> Exercise aim
Report back every line in the data that includes the string "DISEÑO".

(App and web page records)
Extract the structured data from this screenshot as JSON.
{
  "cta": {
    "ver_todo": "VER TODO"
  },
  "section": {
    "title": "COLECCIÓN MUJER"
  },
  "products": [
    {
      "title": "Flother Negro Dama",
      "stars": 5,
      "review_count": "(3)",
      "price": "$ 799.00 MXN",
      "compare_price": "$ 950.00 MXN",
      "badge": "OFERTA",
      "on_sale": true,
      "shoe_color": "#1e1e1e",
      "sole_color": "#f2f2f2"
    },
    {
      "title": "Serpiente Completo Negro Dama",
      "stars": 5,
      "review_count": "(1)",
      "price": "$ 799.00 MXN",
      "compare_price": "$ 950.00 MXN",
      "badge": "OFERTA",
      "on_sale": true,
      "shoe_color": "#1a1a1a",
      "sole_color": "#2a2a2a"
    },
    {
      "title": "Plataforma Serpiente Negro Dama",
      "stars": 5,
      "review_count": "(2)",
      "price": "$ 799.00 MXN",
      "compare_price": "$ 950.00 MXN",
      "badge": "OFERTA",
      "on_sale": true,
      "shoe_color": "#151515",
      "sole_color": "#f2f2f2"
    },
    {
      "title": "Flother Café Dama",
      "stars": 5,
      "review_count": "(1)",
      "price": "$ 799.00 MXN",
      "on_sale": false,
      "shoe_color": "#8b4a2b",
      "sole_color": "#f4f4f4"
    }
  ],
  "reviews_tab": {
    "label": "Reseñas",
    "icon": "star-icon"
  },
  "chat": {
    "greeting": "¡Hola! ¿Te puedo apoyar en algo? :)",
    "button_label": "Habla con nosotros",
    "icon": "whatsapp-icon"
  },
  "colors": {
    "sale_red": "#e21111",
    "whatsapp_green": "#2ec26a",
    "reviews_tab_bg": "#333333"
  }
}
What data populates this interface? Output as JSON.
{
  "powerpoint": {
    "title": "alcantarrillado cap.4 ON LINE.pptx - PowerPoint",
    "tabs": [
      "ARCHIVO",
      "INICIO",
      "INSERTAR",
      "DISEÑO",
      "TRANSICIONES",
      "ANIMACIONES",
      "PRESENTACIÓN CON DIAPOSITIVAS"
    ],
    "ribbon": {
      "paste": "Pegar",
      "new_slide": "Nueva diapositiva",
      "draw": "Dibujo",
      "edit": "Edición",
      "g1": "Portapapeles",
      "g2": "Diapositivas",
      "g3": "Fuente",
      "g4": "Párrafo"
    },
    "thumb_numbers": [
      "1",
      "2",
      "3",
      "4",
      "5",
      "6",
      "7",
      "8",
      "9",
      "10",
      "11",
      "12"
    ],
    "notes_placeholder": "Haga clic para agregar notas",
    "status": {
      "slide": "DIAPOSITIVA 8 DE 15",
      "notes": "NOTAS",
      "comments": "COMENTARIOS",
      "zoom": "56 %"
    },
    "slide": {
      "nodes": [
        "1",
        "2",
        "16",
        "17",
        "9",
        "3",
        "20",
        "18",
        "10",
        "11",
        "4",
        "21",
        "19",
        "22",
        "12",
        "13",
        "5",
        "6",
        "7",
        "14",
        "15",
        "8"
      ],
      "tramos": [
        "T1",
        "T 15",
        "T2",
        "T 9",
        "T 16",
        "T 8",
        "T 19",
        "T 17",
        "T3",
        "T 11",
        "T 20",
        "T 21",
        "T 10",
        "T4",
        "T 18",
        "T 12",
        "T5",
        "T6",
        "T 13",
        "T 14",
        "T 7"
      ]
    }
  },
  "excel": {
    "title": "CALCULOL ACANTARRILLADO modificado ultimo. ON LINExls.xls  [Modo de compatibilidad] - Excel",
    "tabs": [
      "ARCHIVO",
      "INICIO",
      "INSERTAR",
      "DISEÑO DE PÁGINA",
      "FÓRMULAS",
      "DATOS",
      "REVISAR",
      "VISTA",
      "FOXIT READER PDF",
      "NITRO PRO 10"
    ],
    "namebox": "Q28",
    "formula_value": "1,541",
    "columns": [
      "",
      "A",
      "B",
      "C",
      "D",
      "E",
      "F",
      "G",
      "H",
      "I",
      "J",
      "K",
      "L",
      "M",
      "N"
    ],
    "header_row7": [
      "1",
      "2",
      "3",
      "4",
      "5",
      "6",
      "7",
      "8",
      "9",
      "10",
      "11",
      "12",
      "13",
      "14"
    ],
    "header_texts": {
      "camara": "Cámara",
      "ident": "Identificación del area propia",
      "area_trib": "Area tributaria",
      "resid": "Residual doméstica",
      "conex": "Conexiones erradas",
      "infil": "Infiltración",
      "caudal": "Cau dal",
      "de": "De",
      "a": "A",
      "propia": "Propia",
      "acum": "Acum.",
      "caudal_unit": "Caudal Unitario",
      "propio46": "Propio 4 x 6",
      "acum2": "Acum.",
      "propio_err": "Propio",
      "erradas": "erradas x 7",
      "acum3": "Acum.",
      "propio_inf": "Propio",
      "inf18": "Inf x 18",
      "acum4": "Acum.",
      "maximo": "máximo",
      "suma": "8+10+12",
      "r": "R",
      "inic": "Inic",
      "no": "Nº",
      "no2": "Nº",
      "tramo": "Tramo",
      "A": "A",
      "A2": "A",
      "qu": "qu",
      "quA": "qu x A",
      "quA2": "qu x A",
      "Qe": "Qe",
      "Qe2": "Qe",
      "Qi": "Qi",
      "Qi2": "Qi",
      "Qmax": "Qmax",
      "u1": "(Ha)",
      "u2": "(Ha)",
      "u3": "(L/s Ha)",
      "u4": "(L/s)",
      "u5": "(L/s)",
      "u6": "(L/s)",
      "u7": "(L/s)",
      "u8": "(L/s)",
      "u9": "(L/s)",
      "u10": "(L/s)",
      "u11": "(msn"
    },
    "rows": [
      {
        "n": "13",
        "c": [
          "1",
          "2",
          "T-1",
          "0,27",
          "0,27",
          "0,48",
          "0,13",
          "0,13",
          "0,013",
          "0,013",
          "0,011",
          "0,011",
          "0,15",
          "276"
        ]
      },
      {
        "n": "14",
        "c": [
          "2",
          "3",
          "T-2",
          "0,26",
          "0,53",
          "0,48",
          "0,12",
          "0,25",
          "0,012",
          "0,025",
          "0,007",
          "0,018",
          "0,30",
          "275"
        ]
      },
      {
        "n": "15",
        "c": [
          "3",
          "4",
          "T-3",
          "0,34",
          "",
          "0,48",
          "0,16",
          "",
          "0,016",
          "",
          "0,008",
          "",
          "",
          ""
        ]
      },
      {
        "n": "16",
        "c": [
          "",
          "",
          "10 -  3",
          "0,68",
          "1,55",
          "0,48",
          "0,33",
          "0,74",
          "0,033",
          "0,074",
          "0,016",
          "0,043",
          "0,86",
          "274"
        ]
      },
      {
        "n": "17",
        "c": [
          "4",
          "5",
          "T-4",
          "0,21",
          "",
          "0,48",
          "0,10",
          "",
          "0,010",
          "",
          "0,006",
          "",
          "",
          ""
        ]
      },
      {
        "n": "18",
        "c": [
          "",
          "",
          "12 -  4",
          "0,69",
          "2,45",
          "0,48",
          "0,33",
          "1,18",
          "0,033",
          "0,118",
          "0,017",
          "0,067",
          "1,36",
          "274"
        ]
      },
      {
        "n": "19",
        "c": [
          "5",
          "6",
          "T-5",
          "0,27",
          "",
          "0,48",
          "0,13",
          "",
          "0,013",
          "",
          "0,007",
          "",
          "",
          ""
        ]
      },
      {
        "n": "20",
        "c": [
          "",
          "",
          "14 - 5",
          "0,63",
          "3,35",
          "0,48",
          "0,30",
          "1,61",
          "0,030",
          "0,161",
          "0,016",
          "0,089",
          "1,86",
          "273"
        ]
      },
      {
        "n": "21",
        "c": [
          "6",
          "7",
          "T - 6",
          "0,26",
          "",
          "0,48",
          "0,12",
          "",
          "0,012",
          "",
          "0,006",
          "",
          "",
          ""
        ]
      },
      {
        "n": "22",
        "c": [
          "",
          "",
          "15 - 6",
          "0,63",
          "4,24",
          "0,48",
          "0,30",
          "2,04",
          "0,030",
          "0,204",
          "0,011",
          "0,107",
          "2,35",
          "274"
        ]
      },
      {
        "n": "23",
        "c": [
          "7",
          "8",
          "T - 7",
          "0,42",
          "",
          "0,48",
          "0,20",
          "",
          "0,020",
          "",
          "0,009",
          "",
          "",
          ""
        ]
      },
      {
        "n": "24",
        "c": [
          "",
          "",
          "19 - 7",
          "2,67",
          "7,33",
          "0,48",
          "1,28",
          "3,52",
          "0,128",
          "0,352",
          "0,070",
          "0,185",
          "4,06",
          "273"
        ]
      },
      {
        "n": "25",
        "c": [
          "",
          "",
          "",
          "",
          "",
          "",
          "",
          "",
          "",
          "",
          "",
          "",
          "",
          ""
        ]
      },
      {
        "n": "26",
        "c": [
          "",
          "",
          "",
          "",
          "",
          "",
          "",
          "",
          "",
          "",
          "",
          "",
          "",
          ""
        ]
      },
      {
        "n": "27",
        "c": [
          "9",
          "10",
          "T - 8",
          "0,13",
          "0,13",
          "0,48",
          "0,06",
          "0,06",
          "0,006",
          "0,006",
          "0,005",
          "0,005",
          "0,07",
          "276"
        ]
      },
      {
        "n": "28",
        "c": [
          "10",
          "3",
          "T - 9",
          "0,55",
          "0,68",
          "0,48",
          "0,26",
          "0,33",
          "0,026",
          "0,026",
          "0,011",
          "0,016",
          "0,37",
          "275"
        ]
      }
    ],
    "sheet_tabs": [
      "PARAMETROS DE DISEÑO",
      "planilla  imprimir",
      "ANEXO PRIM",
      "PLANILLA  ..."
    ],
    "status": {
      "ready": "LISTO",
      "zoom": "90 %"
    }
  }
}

> Exercise output
      "DISEÑO",
      "DISEÑO DE PÁGINA",
      "PARAMETROS DE DISEÑO",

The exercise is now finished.